Over the next two decades, the Ming incorporated the rest of China. In distant Yunnan, the Mongol prince Basalawarmi held out against the Ming until 1382. The fleeing Toghon Temur Khan and Koko Temur were pursued into the steppes and pushed from Inner Mongolia in 1370 after a humiliating defeat, where Ayushiridara’s son Maidiribala and 50,000 Mongols were captured by the Ming forces. Khan Toghon Temur died soon after, a man broken and humilated, lamenting the loss of his capitals, his empire, yet never understanding how it had happened. Ayushiridara finally became Khan and escaped with the remainder of Yuan forces across the Gobi desert into their ancestral homeland, almost exactly a century after Khubilai Khan had declared the Yuan Dynasty. The Ming continued to probe the border, looking to hunt down the new Khan who had not  abandoned claims on China, despite Ming diplomats urging their submission. Threats, promises of support, using Ayushiridara’s son as leverage, to a rapid completion of a  dynastic history of the Yuan with its glowing portrayal of Chaghan Temur in an attempt to persuade Koko Temur, did nothing to assuage the defiance of the Mongols. This dynastic history, by the way, is the Yuan shi we have referred to so many times over this series, and its rapid completion by the start of the 1370s is part of the reason it’s full of so many errors and even repeated entries.

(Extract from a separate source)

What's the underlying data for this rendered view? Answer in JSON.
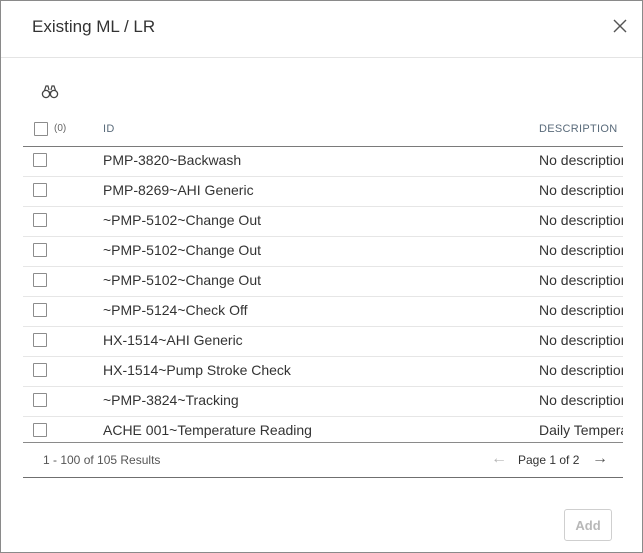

With Ayushiridara refusing to submit, the Ming pressed the advance. Xu Da inflicted a major defeat on Koko Temur in the Gansu corridor  which assisted Ming expansion in Sichuan and the west. In 1372 Xu Da marched with a massive army into the steppes, well over 150,000 men and torched the old capital of Karakorum, but Xu Da learned how dangerous the Mongols were in their homeland. Koko Temur simply manuevered around Xu Da for a month, exhausting the Ming army in marches into seeming nothingness, before falling upon his disillusioned foe. Xu Da’s army was annihilated, the great general forced to flee, and the impetus for Ming advance into Mongolia was broken. The Ming would never be able to conquer Mongolia, and were forced to step back to a defensive position along their borders. The only exceptions were raids and a brief period of Ming aggression during the reign of the Yongle Emperor, the Hongwu Emperor’s  son, who led a number of campaigns into the steppe. Over time, this border became entrenched and fortified, particularly in the 15th and 16th centuries, into the Great Wall of China as we know it today. Though border walls had existed prior in much earlier dynasties, it took for the Ming Dynasty for them to develop into a single connected fortification across China’s northern border, and the famous brick structure we know it as today. The Yuan did not relinquish their claims on China, though we generally call the exiled court the Northern Yuan. Confined to Mongolia, aside from raids it would not be until the 1450s and the Tumu crisis that  the Mongols would again form an existential threat to the Ming. After the death of Koko Temur in 1375 and Ayushiridara in 1378,  the northern Yuan lost their unity, falling into infighting with the Chinggisid Khans becoming puppet rulers for non-Oirat Chinggisids. It would be many years before Chinggisid unity would be reformed, albeit only briefly, in Mongolia.


So the Nothern Yuan and the Ming would form uneasy neighbours for the next centuries, sometimes at war, often conducting trade, each taking advantage of the other at various times. So would be the relationship until the 1600s, when both Ming and the northern Yuan were finally subsumed by a new enemy-  the Manchu Qing Dynasty, the descendants of the enemies of both the Mongols and the Chinese, the Jurchen. But that’s  a story for another day.


    So ends the period of Mongol rule in China. We will return to the later history of Chinggisid Mongolia, but our next episodes bring out attention westwards, to the fates of the Chagatai Khanate, Ilkhanate, and Golden Horde, so be sure to subscribe to our podcast to follow. If you enjoyed this and would like to help us keep bringing you great content, then consider supporting us on patreon at This episode was researched and written by our series historian, Jack Wilson. I’m your host David, and we’ll catch you on the next one.